3 Email Phrases That You Should Phase Out

email phrases

The email phrases you use should engage, inform and inspire buyers. But many sellers are still using tired, cliché phrases that neither interest nor inspire action recipients. This is a major missed opportunity, as SalesFuel research revealed email is buyers’ most preferred method for interacting with sellers.

It’s time to reconsider these email phrases

Industry professionals have compiled suggested email phrases that senders should considering cutting. Their choices may surprise you, as many are common and polite. But they’re lacking important aspects that will engage recipients and encourage a response. Below are a few highlights, as well as explanations about why each phrase should be phased out and alternatives to use.

  1. I hope this email finds you well
  2. Just following up
  3. Sorry to bother you, but…

I hope this email finds you well.”

At first glance, this email phrase seems pleasant and friendly. But, as Daniel Potter explains in an article for Grammarly, it’s tired and overused. “You might intend this in a caring way, but this phrase is so exhausted and generic that it now risks suggesting the opposite: less a thoughtful sentiment than just meaningless chaff,” he explains.

Buyers do appreciate empathy from sellers. But you can express empathy and show interest in other ways while using better language. Potter suggests using phrases that compliment or show interest in the recipient and include a personal element. If you’ve previously connected with the buyer, start by mentioning how much you enjoyed their recent LinkedIn post or a recent podcast appearance. If it’s a cold email, kick off the email with a sentence mentioning how you’ve heard great things about them from a mutual acquaintance or enjoyed a feature about them in a blog post. By replacing a generic email phrase with a more personal one, you capture the reader’s attention and come across as more genuine.

Just following up.”

This is another phrase that Potter recommends removing from your future emails. While it does attempt to tackle the tricky issue of an unresponsive buyer, it just isn’t effective. “You might deploy this overworked phrase when nudging someone who hasn’t responded to an email,” he writes. “Sometimes that’s necessary, but this phrase too often falls flat in its goal of getting a response.”

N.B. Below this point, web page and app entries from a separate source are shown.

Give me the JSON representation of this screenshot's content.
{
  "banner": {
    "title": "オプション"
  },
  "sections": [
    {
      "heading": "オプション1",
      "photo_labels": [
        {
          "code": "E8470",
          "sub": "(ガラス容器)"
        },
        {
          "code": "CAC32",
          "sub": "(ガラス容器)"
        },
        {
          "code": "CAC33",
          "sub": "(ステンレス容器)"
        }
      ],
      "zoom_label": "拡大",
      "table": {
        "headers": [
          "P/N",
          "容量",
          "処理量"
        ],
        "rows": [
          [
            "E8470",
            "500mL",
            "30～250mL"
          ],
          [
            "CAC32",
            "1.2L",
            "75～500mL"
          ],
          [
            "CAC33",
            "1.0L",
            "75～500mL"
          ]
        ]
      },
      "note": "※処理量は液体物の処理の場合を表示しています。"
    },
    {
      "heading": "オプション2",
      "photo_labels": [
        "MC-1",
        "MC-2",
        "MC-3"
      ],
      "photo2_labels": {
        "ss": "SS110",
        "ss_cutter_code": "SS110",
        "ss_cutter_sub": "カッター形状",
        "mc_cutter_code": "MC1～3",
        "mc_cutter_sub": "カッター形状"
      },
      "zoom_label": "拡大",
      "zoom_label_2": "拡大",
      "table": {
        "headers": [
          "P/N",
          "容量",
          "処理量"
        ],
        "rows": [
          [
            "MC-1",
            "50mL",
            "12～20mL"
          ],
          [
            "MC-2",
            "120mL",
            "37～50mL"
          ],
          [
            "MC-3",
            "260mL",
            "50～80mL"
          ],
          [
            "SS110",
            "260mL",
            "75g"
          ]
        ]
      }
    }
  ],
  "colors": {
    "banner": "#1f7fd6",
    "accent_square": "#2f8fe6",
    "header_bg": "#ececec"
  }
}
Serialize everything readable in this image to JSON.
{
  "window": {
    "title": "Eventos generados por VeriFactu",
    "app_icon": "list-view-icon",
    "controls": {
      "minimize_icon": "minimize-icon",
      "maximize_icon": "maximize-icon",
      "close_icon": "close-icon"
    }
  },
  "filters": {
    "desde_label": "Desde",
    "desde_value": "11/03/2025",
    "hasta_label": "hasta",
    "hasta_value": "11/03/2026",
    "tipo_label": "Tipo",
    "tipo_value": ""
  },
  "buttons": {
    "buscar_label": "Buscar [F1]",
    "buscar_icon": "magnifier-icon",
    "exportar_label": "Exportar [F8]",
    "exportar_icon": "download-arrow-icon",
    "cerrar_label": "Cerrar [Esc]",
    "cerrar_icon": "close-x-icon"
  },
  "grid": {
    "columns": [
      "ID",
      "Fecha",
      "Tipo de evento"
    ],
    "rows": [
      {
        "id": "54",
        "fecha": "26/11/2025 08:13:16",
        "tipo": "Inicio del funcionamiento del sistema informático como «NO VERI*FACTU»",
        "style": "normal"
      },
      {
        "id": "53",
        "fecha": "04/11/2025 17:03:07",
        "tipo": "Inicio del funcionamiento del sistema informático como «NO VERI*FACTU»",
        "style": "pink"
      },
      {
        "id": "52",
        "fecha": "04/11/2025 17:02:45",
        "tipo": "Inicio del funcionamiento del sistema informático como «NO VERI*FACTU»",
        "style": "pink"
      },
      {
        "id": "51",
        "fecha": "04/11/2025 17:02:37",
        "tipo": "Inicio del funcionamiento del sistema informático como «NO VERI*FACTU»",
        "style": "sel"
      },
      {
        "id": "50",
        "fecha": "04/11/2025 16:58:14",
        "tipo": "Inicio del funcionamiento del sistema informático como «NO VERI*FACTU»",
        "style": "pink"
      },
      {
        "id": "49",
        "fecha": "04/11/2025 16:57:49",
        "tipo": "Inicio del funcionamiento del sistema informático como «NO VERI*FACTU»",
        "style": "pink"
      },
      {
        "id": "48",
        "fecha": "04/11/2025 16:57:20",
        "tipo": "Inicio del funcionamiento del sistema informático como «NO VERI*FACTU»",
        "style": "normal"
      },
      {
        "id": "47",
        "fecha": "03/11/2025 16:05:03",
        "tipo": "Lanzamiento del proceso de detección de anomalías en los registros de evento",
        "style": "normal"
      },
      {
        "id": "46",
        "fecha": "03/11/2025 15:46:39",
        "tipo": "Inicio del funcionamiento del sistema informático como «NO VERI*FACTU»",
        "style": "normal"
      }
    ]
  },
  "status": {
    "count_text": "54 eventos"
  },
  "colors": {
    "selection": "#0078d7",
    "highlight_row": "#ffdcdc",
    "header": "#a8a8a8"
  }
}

Instead, write an alternative that is more specific and direct. Highlight the item that you’d like a response about while still maintaining a polite tone.  The Muse’s Dana Hundley recommends these alternatives that are clear and concise while also restating your request:

  • Following up on this [request/​question/​assignment]”
  • Circling back on this [request/​question/​assignment]”
  • Checking in on this [request/​question/​assignment]”
  • I need your input on the below by [date/​time]"

For more advice on writing a follow-​up email, take a look at our helpful tips.

Sorry to bother you, but…”

This email phrase is very polite but also very passive. But it implies two things. The first, according to HubSpot’s Mike Renahan, is that by saying “sorry,” you’re implying you’ve done something wrong. He points out that, “When a prospect sees that you’re apologizing for sending an email, they might assume the message is completely valueless.”

The second implication is that you are bothering the recipient. Don’t position yourself as an annoyance; you and what you have to offer are valuable. Own your value and avoid this email phrase that can undermine it. Instead, reach out with a clear request for action or something of value that you can share. This will be more effective at garnering a response than using this lackluster phrase.

These emails phrases are tired and ultimately not going get the desired response and engagement. Taking the time now to thoughtfully update email responses, and omit these ineffective phrases, will be worth the effort.

Photo by Burst

Jessica Helinski

Jessica Helinski

Jessica is a senior research analyst for SalesFuel focusing on selling to SMB decision-​makers. She also reports on sales and presentation tips for SalesFuel Today. Jessica is a graduate of Ohio University.